Segment Start: The input

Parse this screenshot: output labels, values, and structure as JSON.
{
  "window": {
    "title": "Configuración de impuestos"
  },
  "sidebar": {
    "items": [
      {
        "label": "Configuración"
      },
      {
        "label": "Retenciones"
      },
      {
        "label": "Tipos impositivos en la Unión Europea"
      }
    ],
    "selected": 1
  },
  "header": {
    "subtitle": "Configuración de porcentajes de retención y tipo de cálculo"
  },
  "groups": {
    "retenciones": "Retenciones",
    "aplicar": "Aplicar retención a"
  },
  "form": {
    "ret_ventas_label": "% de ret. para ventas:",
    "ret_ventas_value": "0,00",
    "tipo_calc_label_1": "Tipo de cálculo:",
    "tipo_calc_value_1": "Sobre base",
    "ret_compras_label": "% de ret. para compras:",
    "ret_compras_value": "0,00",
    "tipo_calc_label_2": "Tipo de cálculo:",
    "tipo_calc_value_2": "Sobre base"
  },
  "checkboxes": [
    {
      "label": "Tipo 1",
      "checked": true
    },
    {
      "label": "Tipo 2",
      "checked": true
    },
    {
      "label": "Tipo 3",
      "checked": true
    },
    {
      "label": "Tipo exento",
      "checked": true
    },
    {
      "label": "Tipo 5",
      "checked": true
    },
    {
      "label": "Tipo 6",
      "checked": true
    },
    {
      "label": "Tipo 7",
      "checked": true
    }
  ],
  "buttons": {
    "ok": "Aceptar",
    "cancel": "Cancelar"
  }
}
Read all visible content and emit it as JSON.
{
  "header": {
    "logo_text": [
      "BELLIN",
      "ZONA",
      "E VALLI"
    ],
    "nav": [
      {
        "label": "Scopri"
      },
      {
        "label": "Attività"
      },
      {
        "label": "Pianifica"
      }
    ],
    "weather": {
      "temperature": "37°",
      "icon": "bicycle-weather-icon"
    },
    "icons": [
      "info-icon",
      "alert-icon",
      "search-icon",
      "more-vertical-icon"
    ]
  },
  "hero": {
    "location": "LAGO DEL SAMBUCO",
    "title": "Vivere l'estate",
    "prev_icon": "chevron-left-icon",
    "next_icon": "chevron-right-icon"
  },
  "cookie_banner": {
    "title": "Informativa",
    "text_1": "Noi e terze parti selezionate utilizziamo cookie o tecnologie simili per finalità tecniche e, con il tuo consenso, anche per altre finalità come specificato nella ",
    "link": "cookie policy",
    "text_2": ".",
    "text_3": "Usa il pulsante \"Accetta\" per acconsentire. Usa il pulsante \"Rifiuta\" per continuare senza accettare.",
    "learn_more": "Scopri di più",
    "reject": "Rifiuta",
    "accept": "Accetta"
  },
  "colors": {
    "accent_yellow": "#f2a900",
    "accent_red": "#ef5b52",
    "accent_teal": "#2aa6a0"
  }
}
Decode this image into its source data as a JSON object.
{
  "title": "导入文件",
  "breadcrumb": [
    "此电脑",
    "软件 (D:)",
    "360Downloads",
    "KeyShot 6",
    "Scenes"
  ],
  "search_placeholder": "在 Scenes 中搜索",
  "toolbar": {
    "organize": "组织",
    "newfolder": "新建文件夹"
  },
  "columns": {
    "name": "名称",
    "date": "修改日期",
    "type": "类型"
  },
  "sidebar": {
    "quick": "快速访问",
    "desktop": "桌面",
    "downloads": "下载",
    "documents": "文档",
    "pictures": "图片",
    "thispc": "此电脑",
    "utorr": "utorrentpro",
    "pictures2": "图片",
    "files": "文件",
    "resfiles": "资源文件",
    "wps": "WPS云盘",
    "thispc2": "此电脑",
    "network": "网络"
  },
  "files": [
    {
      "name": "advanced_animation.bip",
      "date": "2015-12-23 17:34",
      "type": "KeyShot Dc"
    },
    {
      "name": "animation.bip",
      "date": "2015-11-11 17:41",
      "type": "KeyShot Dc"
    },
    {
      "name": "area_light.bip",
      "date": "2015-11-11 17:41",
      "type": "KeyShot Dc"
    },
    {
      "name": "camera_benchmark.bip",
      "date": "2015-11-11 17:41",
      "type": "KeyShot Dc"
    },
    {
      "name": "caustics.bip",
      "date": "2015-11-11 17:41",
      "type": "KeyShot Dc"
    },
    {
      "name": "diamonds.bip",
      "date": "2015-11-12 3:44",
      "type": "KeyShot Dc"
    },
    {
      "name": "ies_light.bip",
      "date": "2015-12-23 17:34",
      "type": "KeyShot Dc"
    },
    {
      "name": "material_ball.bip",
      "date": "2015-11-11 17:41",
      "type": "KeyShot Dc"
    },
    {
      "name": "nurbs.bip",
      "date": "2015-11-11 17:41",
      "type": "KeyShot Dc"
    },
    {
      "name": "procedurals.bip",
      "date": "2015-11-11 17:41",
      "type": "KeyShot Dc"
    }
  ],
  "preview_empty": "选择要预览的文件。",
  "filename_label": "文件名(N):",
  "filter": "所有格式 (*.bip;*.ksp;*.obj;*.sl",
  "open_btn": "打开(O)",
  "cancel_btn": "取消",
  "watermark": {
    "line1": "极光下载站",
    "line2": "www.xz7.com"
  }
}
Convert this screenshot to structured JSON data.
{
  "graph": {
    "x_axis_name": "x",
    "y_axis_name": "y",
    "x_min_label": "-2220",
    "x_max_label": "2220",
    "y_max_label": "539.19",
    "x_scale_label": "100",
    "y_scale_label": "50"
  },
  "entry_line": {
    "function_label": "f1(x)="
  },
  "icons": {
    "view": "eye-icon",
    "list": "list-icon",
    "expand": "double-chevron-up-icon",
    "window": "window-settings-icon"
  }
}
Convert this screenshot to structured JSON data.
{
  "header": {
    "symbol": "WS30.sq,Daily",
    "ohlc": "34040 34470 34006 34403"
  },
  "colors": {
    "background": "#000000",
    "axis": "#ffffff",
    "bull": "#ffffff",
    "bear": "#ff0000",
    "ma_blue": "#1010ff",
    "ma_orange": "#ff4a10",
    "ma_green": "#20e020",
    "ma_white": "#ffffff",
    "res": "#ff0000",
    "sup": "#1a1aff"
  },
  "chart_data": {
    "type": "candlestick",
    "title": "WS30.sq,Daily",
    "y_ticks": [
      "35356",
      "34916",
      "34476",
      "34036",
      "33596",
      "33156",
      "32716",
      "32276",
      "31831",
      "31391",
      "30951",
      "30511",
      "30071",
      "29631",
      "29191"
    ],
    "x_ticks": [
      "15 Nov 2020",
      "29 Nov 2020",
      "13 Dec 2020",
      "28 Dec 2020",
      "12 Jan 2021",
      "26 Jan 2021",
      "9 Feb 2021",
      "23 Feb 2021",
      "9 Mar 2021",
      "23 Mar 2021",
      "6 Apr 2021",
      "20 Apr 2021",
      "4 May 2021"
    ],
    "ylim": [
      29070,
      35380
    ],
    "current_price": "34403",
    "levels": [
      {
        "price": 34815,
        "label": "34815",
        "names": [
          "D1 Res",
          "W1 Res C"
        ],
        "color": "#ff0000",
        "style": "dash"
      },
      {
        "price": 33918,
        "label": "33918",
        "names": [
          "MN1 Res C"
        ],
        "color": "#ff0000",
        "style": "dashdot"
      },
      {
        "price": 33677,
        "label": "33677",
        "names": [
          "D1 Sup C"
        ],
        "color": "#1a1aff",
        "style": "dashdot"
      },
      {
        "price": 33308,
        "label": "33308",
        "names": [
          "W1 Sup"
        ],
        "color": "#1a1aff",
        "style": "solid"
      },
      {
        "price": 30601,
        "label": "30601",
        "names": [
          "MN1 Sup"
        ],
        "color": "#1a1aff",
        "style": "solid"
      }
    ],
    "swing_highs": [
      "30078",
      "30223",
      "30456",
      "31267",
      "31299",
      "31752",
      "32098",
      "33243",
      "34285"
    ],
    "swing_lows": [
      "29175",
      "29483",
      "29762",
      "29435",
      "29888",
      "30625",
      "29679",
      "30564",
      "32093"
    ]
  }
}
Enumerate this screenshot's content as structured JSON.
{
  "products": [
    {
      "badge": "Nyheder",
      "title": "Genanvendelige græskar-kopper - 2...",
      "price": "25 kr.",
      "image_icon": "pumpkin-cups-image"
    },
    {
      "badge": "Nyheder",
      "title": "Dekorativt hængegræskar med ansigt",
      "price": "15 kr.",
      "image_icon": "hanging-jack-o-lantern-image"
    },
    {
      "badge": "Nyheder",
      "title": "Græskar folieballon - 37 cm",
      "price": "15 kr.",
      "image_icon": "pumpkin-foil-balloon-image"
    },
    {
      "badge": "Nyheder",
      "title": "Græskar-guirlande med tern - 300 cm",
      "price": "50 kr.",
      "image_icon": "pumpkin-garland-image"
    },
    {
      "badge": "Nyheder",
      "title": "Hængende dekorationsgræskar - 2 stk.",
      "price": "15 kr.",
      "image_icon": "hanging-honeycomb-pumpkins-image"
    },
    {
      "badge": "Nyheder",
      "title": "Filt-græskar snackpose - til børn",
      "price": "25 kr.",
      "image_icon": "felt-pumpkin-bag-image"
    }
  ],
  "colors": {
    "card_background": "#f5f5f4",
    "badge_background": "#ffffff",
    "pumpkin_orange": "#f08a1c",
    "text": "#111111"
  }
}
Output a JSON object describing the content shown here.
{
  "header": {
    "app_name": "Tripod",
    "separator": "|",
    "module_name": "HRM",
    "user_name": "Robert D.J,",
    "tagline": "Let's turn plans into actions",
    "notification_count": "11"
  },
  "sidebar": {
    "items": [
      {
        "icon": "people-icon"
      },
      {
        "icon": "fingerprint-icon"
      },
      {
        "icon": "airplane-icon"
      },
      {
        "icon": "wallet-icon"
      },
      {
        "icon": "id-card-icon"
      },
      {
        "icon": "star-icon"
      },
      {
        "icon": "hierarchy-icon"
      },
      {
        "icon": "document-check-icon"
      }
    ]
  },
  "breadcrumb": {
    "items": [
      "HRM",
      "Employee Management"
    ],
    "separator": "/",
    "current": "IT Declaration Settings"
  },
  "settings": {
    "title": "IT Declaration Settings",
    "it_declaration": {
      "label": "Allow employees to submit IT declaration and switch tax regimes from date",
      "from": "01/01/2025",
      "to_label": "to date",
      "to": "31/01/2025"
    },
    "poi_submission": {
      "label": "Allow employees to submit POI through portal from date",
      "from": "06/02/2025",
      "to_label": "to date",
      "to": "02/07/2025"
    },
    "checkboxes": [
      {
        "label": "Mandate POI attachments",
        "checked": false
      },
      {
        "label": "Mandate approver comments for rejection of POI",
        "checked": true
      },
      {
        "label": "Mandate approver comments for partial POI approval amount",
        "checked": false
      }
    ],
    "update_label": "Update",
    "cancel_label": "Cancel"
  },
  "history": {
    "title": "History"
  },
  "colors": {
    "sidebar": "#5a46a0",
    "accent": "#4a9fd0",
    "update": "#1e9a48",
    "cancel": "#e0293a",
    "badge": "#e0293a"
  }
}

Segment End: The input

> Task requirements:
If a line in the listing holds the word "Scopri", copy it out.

> Answer section:
        "label": "Scopri"
    "learn_more": "Scopri di più",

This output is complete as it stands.